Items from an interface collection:
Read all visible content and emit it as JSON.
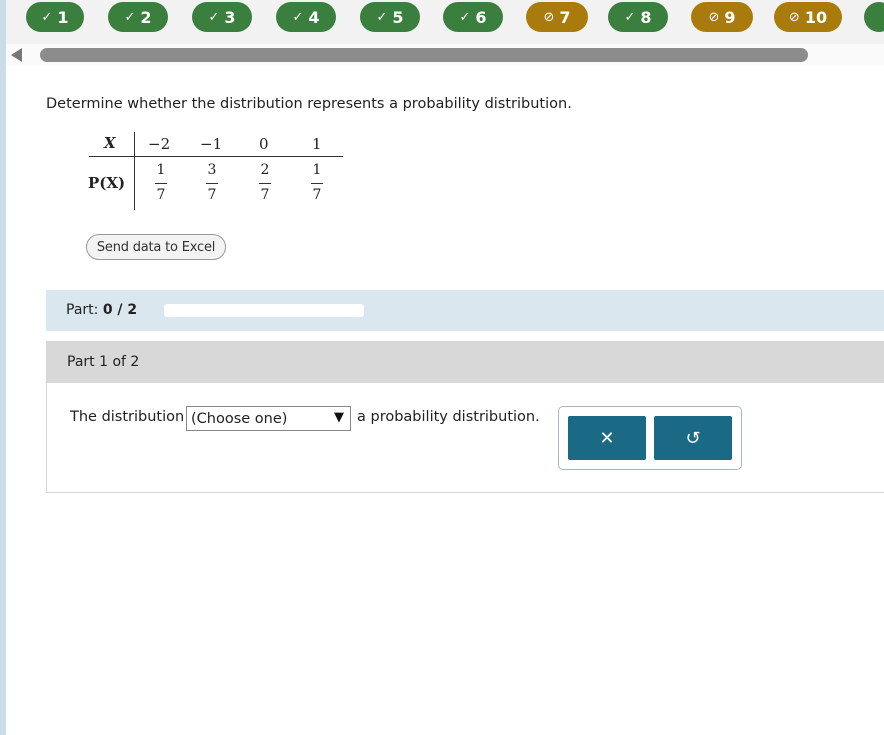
{
  "nav": {
    "questions": [
      {
        "label": "1",
        "status": "correct",
        "mark": "✓"
      },
      {
        "label": "2",
        "status": "correct",
        "mark": "✓"
      },
      {
        "label": "3",
        "status": "correct",
        "mark": "✓"
      },
      {
        "label": "4",
        "status": "correct",
        "mark": "✓"
      },
      {
        "label": "5",
        "status": "correct",
        "mark": "✓"
      },
      {
        "label": "6",
        "status": "correct",
        "mark": "✓"
      },
      {
        "label": "7",
        "status": "partial",
        "mark": "⊘"
      },
      {
        "label": "8",
        "status": "correct",
        "mark": "✓"
      },
      {
        "label": "9",
        "status": "partial",
        "mark": "⊘"
      },
      {
        "label": "10",
        "status": "partial",
        "mark": "⊘"
      }
    ],
    "colors": {
      "correct": "#3b7f3e",
      "partial": "#a97b0d"
    }
  },
  "question": {
    "prompt": "Determine whether the distribution represents a probability distribution.",
    "table": {
      "x_header": "X",
      "p_header": "P(X)",
      "x_values": [
        "−2",
        "−1",
        "0",
        "1"
      ],
      "probabilities": [
        {
          "num": "1",
          "den": "7"
        },
        {
          "num": "3",
          "den": "7"
        },
        {
          "num": "2",
          "den": "7"
        },
        {
          "num": "1",
          "den": "7"
        }
      ]
    },
    "excel_button": "Send data to Excel"
  },
  "progress": {
    "label": "Part:",
    "value": "0 / 2",
    "fraction": 0
  },
  "part": {
    "heading": "Part 1 of 2",
    "sentence_before": "The distribution",
    "select_value": "(Choose one)",
    "sentence_after": "a probability distribution.",
    "clear_icon": "✕",
    "undo_icon": "↺"
  }
}
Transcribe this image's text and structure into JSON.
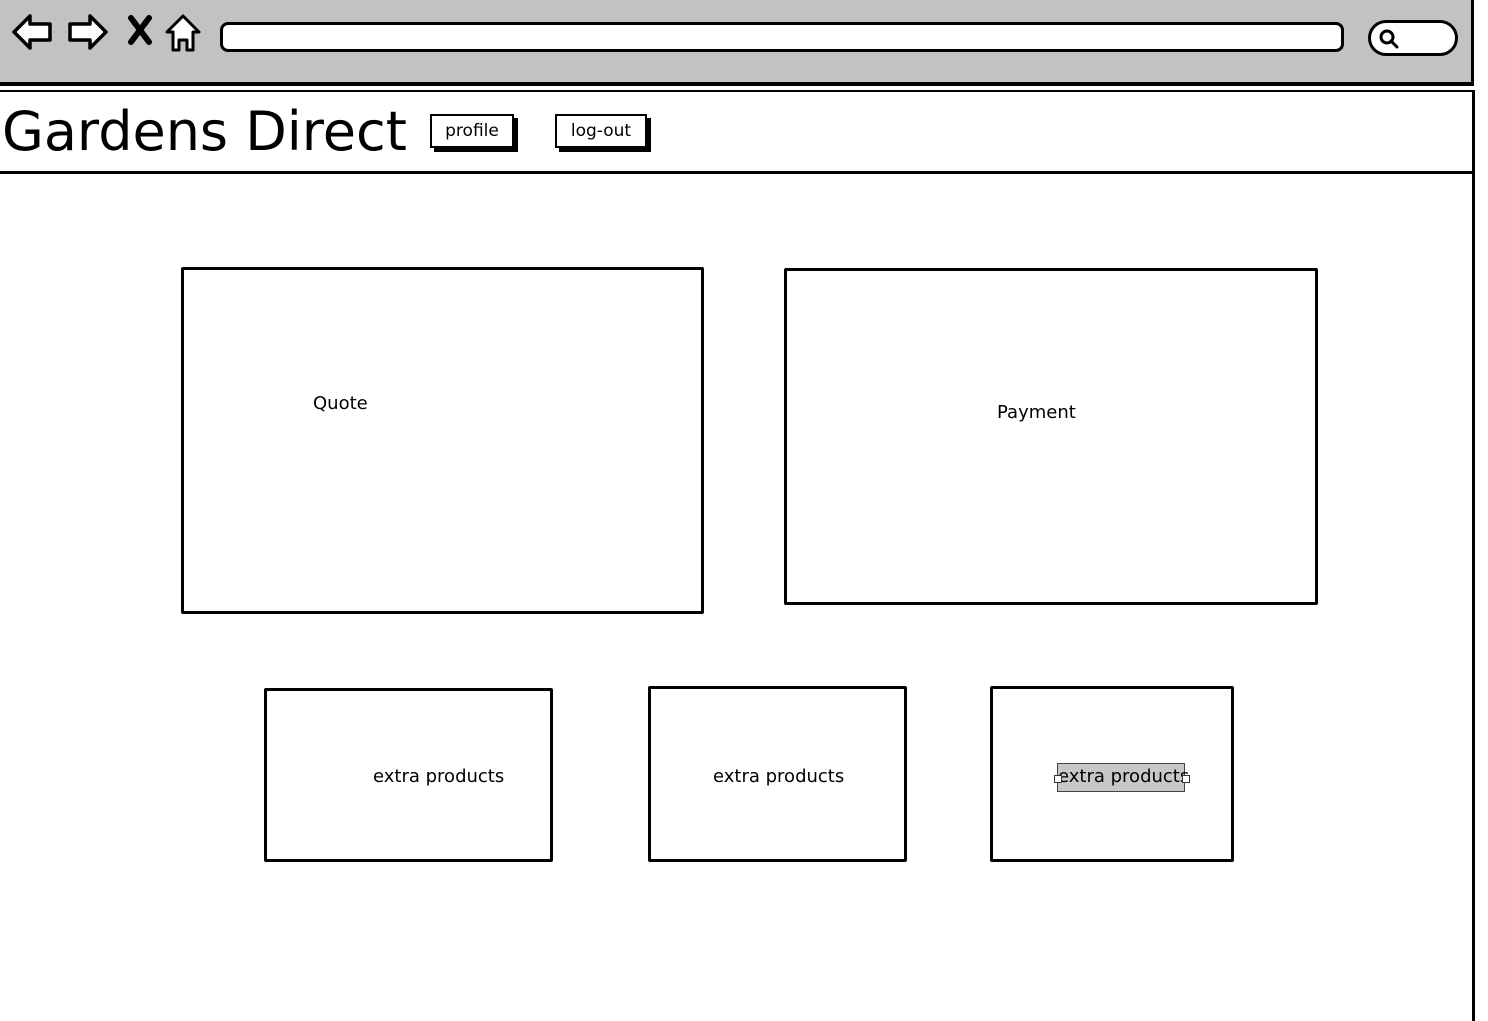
{
  "browser": {
    "icons": [
      "back-arrow-icon",
      "forward-arrow-icon",
      "close-x-icon",
      "home-icon",
      "search-icon"
    ],
    "url": "",
    "search": ""
  },
  "header": {
    "title": "Gardens Direct",
    "profile_label": "profile",
    "logout_label": "log-out"
  },
  "main": {
    "quote_label": "Quote",
    "payment_label": "Payment",
    "extras": [
      {
        "label": "extra products"
      },
      {
        "label": "extra products"
      },
      {
        "label": "extra products",
        "selected": true
      }
    ]
  },
  "colors": {
    "chrome": "#c2c2c2",
    "selection": "#c8c8c8"
  }
}
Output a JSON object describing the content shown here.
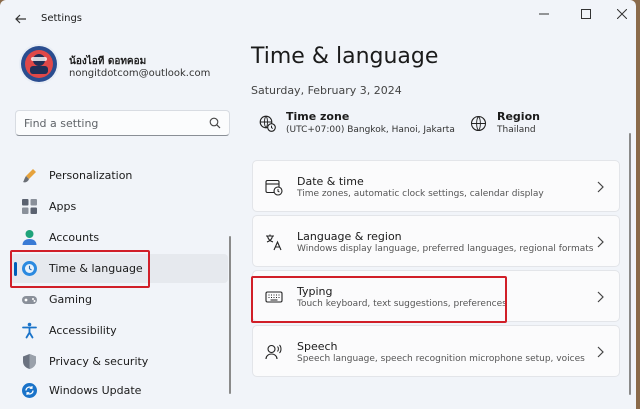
{
  "window": {
    "title": "Settings"
  },
  "user": {
    "name": "น้องไอที ดอทคอม",
    "email": "nongitdotcom@outlook.com"
  },
  "search": {
    "placeholder": "Find a setting"
  },
  "sidebar": {
    "items": [
      {
        "label": "Personalization",
        "icon": "brush-icon"
      },
      {
        "label": "Apps",
        "icon": "apps-icon"
      },
      {
        "label": "Accounts",
        "icon": "person-icon"
      },
      {
        "label": "Time & language",
        "icon": "globe-clock-icon",
        "selected": true
      },
      {
        "label": "Gaming",
        "icon": "gamepad-icon"
      },
      {
        "label": "Accessibility",
        "icon": "accessibility-icon"
      },
      {
        "label": "Privacy & security",
        "icon": "shield-icon"
      },
      {
        "label": "Windows Update",
        "icon": "update-icon"
      }
    ]
  },
  "main": {
    "title": "Time & language",
    "date": "Saturday, February 3, 2024",
    "timezone": {
      "label": "Time zone",
      "value": "(UTC+07:00) Bangkok, Hanoi, Jakarta"
    },
    "region": {
      "label": "Region",
      "value": "Thailand"
    },
    "cards": [
      {
        "title": "Date & time",
        "subtitle": "Time zones, automatic clock settings, calendar display",
        "icon": "calendar-clock-icon"
      },
      {
        "title": "Language & region",
        "subtitle": "Windows display language, preferred languages, regional formats",
        "icon": "language-icon"
      },
      {
        "title": "Typing",
        "subtitle": "Touch keyboard, text suggestions, preferences",
        "icon": "keyboard-icon"
      },
      {
        "title": "Speech",
        "subtitle": "Speech language, speech recognition microphone setup, voices",
        "icon": "speech-icon"
      }
    ]
  },
  "colors": {
    "accent": "#005fb8",
    "highlight": "#d11f28",
    "background": "#f1f4f9"
  }
}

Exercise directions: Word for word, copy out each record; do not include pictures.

Answer section:
Read all visible content and emit it as JSON.
{
  "nav": {
    "questions": [
      {
        "label": "1",
        "status": "correct",
        "mark": "✓"
      },
      {
        "label": "2",
        "status": "correct",
        "mark": "✓"
      },
      {
        "label": "3",
        "status": "correct",
        "mark": "✓"
      },
      {
        "label": "4",
        "status": "correct",
        "mark": "✓"
      },
      {
        "label": "5",
        "status": "correct",
        "mark": "✓"
      },
      {
        "label": "6",
        "status": "correct",
        "mark": "✓"
      },
      {
        "label": "7",
        "status": "partial",
        "mark": "⊘"
      },
      {
        "label": "8",
        "status": "correct",
        "mark": "✓"
      },
      {
        "label": "9",
        "status": "partial",
        "mark": "⊘"
      },
      {
        "label": "10",
        "status": "partial",
        "mark": "⊘"
      }
    ],
    "colors": {
      "correct": "#3b7f3e",
      "partial": "#a97b0d"
    }
  },
  "question": {
    "prompt": "Determine whether the distribution represents a probability distribution.",
    "table": {
      "x_header": "X",
      "p_header": "P(X)",
      "x_values": [
        "−2",
        "−1",
        "0",
        "1"
      ],
      "probabilities": [
        {
          "num": "1",
          "den": "7"
        },
        {
          "num": "3",
          "den": "7"
        },
        {
          "num": "2",
          "den": "7"
        },
        {
          "num": "1",
          "den": "7"
        }
      ]
    },
    "excel_button": "Send data to Excel"
  },
  "progress": {
    "label": "Part:",
    "value": "0 / 2",
    "fraction": 0
  },
  "part": {
    "heading": "Part 1 of 2",
    "sentence_before": "The distribution",
    "select_value": "(Choose one)",
    "sentence_after": "a probability distribution.",
    "clear_icon": "✕",
    "undo_icon": "↺"
  }
}
Transcribe this image's text and structure into JSON.
{
  "browser": {
    "icons": [
      "back-arrow-icon",
      "forward-arrow-icon",
      "close-x-icon",
      "home-icon",
      "search-icon"
    ],
    "url": "",
    "search": ""
  },
  "header": {
    "title": "Gardens Direct",
    "profile_label": "profile",
    "logout_label": "log-out"
  },
  "main": {
    "quote_label": "Quote",
    "payment_label": "Payment",
    "extras": [
      {
        "label": "extra products"
      },
      {
        "label": "extra products"
      },
      {
        "label": "extra products",
        "selected": true
      }
    ]
  },
  "colors": {
    "chrome": "#c2c2c2",
    "selection": "#c8c8c8"
  }
}
Output a JSON object describing the content shown here.
{
  "window": {
    "title": "Settings"
  },
  "user": {
    "name": "น้องไอที ดอทคอม",
    "email": "nongitdotcom@outlook.com"
  },
  "search": {
    "placeholder": "Find a setting"
  },
  "sidebar": {
    "items": [
      {
        "label": "Personalization",
        "icon": "brush-icon"
      },
      {
        "label": "Apps",
        "icon": "apps-icon"
      },
      {
        "label": "Accounts",
        "icon": "person-icon"
      },
      {
        "label": "Time & language",
        "icon": "globe-clock-icon",
        "selected": true
      },
      {
        "label": "Gaming",
        "icon": "gamepad-icon"
      },
      {
        "label": "Accessibility",
        "icon": "accessibility-icon"
      },
      {
        "label": "Privacy & security",
        "icon": "shield-icon"
      },
      {
        "label": "Windows Update",
        "icon": "update-icon"
      }
    ]
  },
  "main": {
    "title": "Time & language",
    "date": "Saturday, February 3, 2024",
    "timezone": {
      "label": "Time zone",
      "value": "(UTC+07:00) Bangkok, Hanoi, Jakarta"
    },
    "region": {
      "label": "Region",
      "value": "Thailand"
    },
    "cards": [
      {
        "title": "Date & time",
        "subtitle": "Time zones, automatic clock settings, calendar display",
        "icon": "calendar-clock-icon"
      },
      {
        "title": "Language & region",
        "subtitle": "Windows display language, preferred languages, regional formats",
        "icon": "language-icon"
      },
      {
        "title": "Typing",
        "subtitle": "Touch keyboard, text suggestions, preferences",
        "icon": "keyboard-icon"
      },
      {
        "title": "Speech",
        "subtitle": "Speech language, speech recognition microphone setup, voices",
        "icon": "speech-icon"
      }
    ]
  },
  "colors": {
    "accent": "#005fb8",
    "highlight": "#d11f28",
    "background": "#f1f4f9"
  }
}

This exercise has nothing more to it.